There is growing resentment for these foreign interlopers in Iraq, even among the other insurgent groups. An interesting cleavage opened during the election violence. Al Qaeda made disrupting the election a primary first quarter goal. Osama bin Laden and Abu-Musab al-Zarqawi made numerous lengthy statements laying out al Qaeda's ideological opposition to democracy and justifying violence against Muslims taking part in the elections. They shifted targeting to polling places, elections workers, politicians and police. During election day, al Qaeda carried out at least four attacks, but in published communiqués claimed many more, blaming a media blackout for hiding the truth. Yet, clearly, the impact fell short of what they had expected. Nevertheless, Zarqawi was unfazed. "We have more in store for you," he threatened.
Meanwhile the Islamic Front of the Iraqi Resistance (JAMI), a homegrown terrorist coalition that has publicly clashed with Zarqawi (in print anyway), took a different approach. They released a statement on election eve acknowledging the anticipation with which Iraqis were awaiting the vote. They stated that they thought the whole exercise was a sham and that the results were rigged, but they did not believe that violence was a proper response. "We in JAMI believe that we should not involve the resources of jihad and the resistance in a battle against the sons of our country in an arena that is not the right arena of the required battle," they wrote. "In clearer terms it is not our policy to provoke sedition that will allow the blood of our citizens to be shed by attacking the polling stations and shedding the blood of innocent Iraqis." They stated in advance that they should not be held responsible for any violence conducted by "compatriots [who] have failed to understand the reality of this issue."
JAMI was wise to take this position. Those terrorists who made violence the centerpiece of their election-day strategy turned the event into a test of civic bravery. Going to the polls became a collective act of defiance by the Iraqi people. Any groups that claimed public credit for election-day attacks will never be able to build a mass base of support because they took an objective stand against the people and their aspirations. As the new government forms, the constitution is written, and the people take further ownership of their political system, al Qaeda's anti-democratic ideology will seem more onerous, and the presence of the foreign fighters more disruptive. This is how insurgencies are defeated, when they become alienated from the popular base, gradually losing the good will of or in this case being unable to intimidate the people whose freedom they claim to be fighting for. It will not take long to end the violence once the masses actively turn against the terrorists. The Iraqi people have demonstrated to themselves, the terrorists, and the world that they are not afraid. Freedom is a more compelling motive than fear. And if the terrorists cannot generate terror, they are on a quick path to oblivion.

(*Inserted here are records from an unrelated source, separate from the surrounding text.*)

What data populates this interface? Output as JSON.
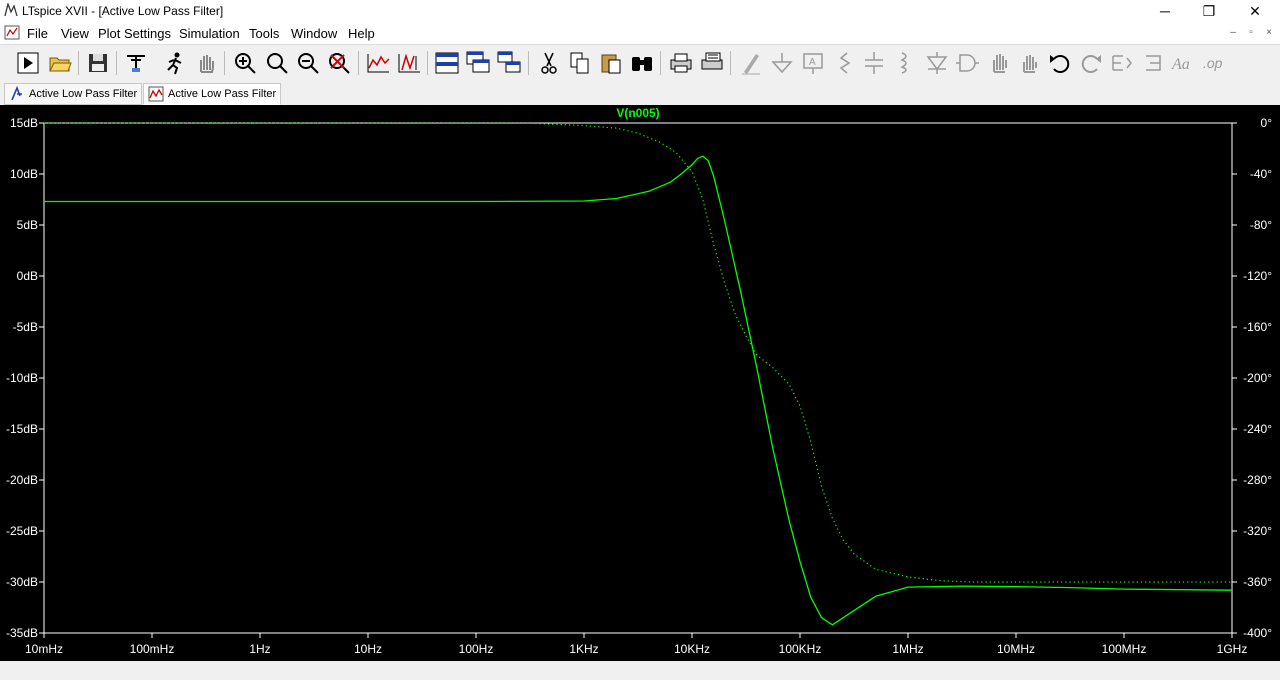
{
  "window": {
    "title": "LTspice XVII - [Active Low Pass Filter]",
    "minimize_glyph": "─",
    "restore_glyph": "❐",
    "close_glyph": "✕"
  },
  "menu": {
    "items": [
      "File",
      "View",
      "Plot Settings",
      "Simulation",
      "Tools",
      "Window",
      "Help"
    ],
    "mdi_minimize": "–",
    "mdi_restore": "▫",
    "mdi_close": "×"
  },
  "toolbar": {
    "buttons": [
      "run-icon",
      "open-icon",
      "save-icon",
      "control-panel-icon",
      "halt-icon",
      "pan-hand-icon",
      "zoom-in-icon",
      "zoom-area-icon",
      "zoom-out-icon",
      "zoom-cancel-icon",
      "autorange-icon",
      "add-trace-icon",
      "tile-vertical-icon",
      "cascade-icon",
      "tile-horizontal-icon",
      "cut-icon",
      "copy-icon",
      "paste-icon",
      "find-icon",
      "print-icon",
      "print-setup-icon",
      "draw-wire-icon",
      "ground-icon",
      "label-net-icon",
      "resistor-icon",
      "capacitor-icon",
      "inductor-icon",
      "diode-icon",
      "component-icon",
      "move-icon",
      "drag-icon",
      "undo-icon",
      "redo-icon",
      "rotate-icon",
      "mirror-icon",
      "text-icon",
      "spice-directive-icon"
    ]
  },
  "tabs": [
    {
      "label": "Active Low Pass Filter",
      "icon": "schematic-icon",
      "active": false
    },
    {
      "label": "Active Low Pass Filter",
      "icon": "waveform-icon",
      "active": true
    }
  ],
  "plot": {
    "trace_name": "V(n005)",
    "trace_color": "#00ff00",
    "background": "#000000",
    "axis_color": "#ffffff"
  },
  "chart_data": {
    "type": "line",
    "title": "",
    "xlabel": "",
    "ylabel": "",
    "x_scale": "log",
    "x_ticks": [
      "10mHz",
      "100mHz",
      "1Hz",
      "10Hz",
      "100Hz",
      "1KHz",
      "10KHz",
      "100KHz",
      "1MHz",
      "10MHz",
      "100MHz",
      "1GHz"
    ],
    "y_ticks": [
      "15dB",
      "10dB",
      "5dB",
      "0dB",
      "-5dB",
      "-10dB",
      "-15dB",
      "-20dB",
      "-25dB",
      "-30dB",
      "-35dB"
    ],
    "y2_ticks": [
      "0°",
      "-40°",
      "-80°",
      "-120°",
      "-160°",
      "-200°",
      "-240°",
      "-280°",
      "-320°",
      "-360°",
      "-400°"
    ],
    "ylim": [
      -35,
      15
    ],
    "y2lim": [
      -400,
      0
    ],
    "grid": false,
    "series": [
      {
        "name": "V(n005)",
        "axis": "magnitude",
        "style": "solid",
        "x_log10": [
          -2,
          2,
          3,
          3.3,
          3.6,
          3.8,
          3.9,
          4.0,
          4.05,
          4.1,
          4.15,
          4.2,
          4.3,
          4.45,
          4.6,
          4.75,
          4.9,
          5.0,
          5.1,
          5.2,
          5.3,
          5.5,
          5.7,
          6.0,
          6.5,
          7.0,
          7.5,
          8.0,
          9.0
        ],
        "values": [
          7.3,
          7.3,
          7.35,
          7.6,
          8.3,
          9.2,
          10.0,
          10.9,
          11.5,
          11.75,
          11.3,
          9.8,
          5.5,
          -1.5,
          -9,
          -17,
          -24,
          -28,
          -31.5,
          -33.5,
          -34.2,
          -32.8,
          -31.4,
          -30.5,
          -30.4,
          -30.45,
          -30.55,
          -30.7,
          -30.8
        ]
      },
      {
        "name": "V(n005)",
        "axis": "phase",
        "style": "dotted",
        "x_log10": [
          -2,
          2.5,
          3.0,
          3.3,
          3.5,
          3.7,
          3.85,
          4.0,
          4.1,
          4.2,
          4.3,
          4.4,
          4.5,
          4.6,
          4.75,
          4.9,
          5.0,
          5.1,
          5.2,
          5.3,
          5.4,
          5.5,
          5.7,
          6.0,
          6.3,
          6.6,
          7.0,
          8.0,
          9.0
        ],
        "values": [
          0,
          -0.2,
          -2,
          -4,
          -8,
          -15,
          -23,
          -38,
          -60,
          -95,
          -125,
          -150,
          -167,
          -182,
          -192,
          -205,
          -222,
          -250,
          -285,
          -310,
          -327,
          -338,
          -350,
          -356,
          -359,
          -360,
          -360,
          -360,
          -360
        ]
      }
    ]
  }
}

James S. Robbins is senior fellow in national-security affairs at the American Foreign Policy Council and an NRO contributor.